Start of Block
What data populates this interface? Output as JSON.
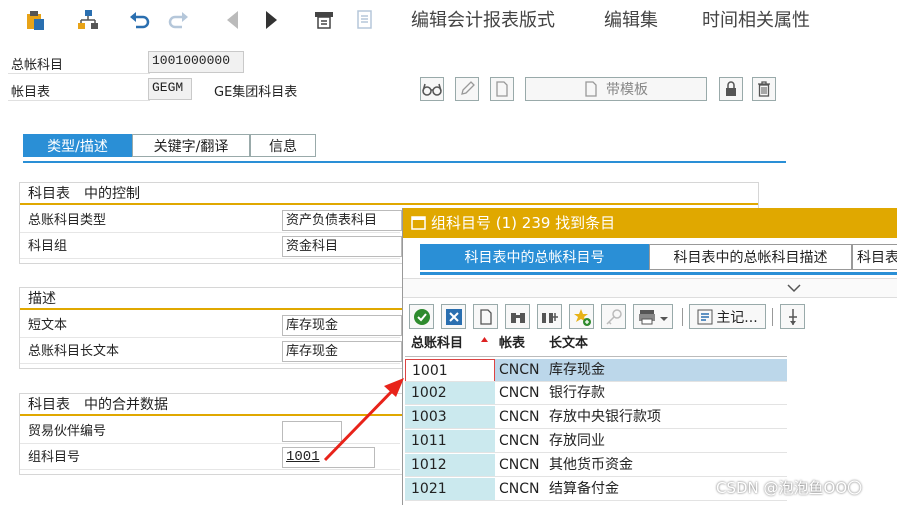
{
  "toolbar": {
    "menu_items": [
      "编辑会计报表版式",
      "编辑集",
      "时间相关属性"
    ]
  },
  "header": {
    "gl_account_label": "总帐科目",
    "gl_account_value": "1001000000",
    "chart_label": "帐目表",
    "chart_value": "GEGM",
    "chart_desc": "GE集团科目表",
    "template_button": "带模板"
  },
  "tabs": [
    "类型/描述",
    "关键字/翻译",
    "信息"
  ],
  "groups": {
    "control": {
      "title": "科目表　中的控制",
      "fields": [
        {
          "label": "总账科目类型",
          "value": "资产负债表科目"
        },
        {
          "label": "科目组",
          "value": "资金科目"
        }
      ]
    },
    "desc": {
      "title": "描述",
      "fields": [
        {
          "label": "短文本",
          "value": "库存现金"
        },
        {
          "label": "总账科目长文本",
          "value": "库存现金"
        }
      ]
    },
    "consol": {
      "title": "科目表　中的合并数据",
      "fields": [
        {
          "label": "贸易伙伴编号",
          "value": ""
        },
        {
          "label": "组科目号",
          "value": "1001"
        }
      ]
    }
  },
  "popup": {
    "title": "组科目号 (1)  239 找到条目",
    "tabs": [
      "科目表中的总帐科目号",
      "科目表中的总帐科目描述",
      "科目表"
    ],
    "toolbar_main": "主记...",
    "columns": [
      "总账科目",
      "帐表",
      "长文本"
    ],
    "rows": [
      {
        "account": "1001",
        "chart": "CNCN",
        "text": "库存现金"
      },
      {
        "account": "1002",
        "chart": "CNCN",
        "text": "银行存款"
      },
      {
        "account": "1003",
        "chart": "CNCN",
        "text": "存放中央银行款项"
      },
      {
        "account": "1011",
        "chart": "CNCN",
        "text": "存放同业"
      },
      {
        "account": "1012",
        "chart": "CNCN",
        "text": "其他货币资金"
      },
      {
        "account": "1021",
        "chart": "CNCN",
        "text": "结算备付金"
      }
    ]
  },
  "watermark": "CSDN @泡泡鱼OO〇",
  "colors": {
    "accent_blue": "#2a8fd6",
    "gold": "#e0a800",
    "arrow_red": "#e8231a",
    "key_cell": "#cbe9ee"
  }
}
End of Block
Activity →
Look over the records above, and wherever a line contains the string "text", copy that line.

Written solution →
        "text": "库存现金"
        "text": "银行存款"
        "text": "存放中央银行款项"
        "text": "存放同业"
        "text": "其他货币资金"
        "text": "结算备付金"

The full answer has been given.